### Work item
Count how many lines hold "disabled" in the records, and respond with that number by itself.

### Page and application data records
★ ★ ★ ★ ★ ★ ★
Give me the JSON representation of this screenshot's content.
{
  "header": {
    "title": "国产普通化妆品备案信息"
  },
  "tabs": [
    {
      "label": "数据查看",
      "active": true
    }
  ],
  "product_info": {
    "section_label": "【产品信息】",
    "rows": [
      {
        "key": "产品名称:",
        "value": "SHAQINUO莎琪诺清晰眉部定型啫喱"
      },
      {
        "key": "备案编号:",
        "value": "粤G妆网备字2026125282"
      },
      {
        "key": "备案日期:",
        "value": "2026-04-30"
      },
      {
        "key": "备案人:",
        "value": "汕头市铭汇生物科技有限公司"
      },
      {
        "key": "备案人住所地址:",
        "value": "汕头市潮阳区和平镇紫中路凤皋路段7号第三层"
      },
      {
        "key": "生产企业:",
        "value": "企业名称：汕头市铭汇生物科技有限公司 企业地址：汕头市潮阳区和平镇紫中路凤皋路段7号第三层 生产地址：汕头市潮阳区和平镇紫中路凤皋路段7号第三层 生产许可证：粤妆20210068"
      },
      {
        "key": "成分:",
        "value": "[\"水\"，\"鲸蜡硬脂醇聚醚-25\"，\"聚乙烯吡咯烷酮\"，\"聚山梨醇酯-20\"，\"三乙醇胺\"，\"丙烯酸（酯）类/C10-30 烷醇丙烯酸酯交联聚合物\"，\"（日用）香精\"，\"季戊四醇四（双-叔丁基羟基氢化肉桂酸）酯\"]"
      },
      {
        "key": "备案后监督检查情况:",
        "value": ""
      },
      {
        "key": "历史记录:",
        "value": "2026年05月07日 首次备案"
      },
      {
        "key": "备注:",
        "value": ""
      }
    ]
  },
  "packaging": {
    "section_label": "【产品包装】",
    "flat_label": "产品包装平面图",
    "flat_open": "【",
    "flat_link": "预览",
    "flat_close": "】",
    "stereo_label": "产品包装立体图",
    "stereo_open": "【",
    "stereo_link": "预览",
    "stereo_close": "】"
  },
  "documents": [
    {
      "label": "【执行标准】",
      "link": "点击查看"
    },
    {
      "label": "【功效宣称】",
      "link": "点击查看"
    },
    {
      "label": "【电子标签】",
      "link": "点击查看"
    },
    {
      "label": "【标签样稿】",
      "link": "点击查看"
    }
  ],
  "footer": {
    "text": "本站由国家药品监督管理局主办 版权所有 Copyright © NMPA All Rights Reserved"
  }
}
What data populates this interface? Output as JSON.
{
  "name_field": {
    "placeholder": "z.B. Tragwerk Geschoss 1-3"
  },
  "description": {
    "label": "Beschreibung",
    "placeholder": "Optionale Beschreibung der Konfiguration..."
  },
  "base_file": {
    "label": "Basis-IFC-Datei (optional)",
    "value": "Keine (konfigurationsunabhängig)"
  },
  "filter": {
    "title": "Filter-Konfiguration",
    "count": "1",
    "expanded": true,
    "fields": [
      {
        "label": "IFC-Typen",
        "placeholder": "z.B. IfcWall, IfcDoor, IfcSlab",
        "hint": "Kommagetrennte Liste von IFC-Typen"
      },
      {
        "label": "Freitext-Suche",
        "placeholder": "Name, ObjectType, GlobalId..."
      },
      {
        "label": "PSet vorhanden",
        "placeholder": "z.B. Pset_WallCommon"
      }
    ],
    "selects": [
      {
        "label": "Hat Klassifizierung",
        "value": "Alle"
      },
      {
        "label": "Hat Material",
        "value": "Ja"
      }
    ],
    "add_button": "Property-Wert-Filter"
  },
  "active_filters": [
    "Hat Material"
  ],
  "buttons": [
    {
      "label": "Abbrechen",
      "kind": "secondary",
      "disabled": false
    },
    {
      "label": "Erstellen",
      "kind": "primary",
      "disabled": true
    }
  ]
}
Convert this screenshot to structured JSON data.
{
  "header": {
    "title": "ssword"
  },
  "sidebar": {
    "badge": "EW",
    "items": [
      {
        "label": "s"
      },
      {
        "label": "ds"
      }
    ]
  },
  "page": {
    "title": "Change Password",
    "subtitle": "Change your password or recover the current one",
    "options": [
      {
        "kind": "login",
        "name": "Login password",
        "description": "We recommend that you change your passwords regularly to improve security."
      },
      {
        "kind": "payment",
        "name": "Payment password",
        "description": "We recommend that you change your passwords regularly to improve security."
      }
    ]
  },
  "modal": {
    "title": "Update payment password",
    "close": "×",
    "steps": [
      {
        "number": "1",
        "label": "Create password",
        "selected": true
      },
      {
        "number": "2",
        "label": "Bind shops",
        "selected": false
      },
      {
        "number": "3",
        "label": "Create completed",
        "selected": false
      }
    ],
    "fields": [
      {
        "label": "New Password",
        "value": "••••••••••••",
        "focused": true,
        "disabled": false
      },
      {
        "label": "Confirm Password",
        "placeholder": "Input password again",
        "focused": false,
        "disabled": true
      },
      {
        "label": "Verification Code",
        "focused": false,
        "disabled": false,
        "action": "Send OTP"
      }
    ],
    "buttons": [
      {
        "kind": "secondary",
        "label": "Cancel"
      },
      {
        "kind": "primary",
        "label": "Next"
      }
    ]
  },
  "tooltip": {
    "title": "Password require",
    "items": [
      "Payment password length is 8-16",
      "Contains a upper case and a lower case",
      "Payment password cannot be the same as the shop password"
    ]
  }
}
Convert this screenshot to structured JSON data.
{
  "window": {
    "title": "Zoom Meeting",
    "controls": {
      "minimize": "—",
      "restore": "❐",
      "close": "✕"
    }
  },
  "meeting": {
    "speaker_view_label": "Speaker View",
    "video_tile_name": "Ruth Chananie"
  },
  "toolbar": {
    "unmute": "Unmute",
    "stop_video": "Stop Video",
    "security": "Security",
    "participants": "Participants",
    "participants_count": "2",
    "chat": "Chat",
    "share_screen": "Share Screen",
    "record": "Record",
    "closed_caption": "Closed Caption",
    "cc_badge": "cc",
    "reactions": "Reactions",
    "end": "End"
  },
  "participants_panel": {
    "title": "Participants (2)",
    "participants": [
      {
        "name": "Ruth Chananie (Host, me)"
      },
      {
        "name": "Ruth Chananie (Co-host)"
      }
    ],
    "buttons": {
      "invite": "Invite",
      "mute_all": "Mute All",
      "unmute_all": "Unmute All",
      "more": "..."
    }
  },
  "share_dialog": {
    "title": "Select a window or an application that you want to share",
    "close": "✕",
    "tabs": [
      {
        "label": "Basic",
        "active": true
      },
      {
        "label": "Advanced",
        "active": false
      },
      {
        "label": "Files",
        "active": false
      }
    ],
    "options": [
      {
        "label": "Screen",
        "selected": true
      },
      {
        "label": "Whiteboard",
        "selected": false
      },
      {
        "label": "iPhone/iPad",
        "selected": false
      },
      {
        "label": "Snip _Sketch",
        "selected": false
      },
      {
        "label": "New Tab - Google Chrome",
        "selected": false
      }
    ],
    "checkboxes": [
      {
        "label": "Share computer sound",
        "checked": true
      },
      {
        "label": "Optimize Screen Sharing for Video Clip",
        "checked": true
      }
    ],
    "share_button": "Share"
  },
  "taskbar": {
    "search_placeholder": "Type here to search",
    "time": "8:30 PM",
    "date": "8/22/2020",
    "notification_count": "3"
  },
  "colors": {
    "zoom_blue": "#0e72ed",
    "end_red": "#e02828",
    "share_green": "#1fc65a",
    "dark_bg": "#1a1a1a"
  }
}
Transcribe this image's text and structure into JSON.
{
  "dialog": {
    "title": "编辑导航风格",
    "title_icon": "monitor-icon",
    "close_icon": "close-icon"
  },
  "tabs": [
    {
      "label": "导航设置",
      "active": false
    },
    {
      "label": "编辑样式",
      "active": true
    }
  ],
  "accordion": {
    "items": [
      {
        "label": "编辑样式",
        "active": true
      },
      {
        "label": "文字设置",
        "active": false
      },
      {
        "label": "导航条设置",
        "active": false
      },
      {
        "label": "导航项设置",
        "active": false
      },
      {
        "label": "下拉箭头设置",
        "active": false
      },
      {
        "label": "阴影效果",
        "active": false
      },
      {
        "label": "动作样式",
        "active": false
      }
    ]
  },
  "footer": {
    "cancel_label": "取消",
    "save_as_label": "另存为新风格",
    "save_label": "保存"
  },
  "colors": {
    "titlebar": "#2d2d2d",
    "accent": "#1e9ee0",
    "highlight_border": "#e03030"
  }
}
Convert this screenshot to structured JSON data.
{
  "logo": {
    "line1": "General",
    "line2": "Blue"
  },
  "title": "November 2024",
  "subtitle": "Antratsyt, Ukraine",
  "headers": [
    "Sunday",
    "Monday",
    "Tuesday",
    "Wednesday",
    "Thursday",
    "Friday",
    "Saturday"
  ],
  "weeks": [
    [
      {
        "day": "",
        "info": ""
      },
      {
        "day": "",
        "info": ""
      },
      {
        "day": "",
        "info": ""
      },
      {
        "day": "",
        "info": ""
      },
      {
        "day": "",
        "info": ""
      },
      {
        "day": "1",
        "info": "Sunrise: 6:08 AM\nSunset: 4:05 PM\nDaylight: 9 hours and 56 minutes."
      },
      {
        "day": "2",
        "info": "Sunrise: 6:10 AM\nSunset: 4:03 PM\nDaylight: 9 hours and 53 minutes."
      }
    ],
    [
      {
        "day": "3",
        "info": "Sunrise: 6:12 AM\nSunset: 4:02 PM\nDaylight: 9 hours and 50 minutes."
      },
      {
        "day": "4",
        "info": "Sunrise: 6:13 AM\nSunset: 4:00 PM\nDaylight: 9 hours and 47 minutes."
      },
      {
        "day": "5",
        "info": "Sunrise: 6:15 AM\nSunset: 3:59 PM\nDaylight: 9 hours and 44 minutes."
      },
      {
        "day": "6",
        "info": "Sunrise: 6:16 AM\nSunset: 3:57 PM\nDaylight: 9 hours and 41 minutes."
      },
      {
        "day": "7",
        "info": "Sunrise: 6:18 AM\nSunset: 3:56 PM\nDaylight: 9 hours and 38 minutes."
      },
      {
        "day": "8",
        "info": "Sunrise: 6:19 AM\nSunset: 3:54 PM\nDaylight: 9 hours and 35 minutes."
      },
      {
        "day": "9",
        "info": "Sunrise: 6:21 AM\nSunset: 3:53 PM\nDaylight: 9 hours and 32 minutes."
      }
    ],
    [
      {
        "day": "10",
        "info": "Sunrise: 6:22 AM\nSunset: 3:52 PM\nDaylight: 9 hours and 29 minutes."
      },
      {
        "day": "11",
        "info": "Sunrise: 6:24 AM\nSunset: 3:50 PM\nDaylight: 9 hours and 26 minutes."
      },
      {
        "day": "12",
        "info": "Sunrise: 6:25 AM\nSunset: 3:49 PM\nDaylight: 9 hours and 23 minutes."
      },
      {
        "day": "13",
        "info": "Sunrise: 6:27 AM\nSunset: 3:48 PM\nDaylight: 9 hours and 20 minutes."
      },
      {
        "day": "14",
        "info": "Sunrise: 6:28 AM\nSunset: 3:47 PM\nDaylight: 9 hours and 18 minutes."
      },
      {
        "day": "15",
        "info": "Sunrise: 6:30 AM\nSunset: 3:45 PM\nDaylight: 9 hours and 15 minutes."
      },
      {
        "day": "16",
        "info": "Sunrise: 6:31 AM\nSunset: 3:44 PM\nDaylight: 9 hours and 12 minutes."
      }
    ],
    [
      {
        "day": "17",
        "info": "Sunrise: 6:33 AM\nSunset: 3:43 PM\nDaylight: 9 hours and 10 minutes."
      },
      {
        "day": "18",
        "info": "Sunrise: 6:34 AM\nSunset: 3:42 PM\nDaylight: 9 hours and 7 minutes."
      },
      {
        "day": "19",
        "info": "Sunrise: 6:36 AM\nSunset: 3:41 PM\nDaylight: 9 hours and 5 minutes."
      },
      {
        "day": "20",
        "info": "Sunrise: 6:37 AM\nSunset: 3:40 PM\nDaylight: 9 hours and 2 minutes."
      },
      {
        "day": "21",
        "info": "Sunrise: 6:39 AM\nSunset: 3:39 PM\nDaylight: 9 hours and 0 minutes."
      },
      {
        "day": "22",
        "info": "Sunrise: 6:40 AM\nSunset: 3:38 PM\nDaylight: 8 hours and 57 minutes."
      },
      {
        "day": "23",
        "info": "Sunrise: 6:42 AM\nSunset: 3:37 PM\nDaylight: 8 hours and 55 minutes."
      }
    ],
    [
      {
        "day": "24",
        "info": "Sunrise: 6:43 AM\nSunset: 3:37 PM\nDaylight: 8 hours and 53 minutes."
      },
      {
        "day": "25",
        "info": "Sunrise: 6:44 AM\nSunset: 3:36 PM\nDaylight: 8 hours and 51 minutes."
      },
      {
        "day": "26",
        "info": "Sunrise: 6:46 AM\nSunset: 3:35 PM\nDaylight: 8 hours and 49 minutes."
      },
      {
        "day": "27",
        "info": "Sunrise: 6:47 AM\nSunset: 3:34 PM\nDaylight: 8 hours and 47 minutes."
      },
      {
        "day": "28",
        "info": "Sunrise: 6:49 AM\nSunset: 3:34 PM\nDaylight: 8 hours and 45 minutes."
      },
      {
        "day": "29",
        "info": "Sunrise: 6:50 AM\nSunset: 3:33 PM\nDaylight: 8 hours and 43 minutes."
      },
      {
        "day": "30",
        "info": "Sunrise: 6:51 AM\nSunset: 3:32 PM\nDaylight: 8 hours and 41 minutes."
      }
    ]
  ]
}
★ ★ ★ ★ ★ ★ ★
### Response to the task
5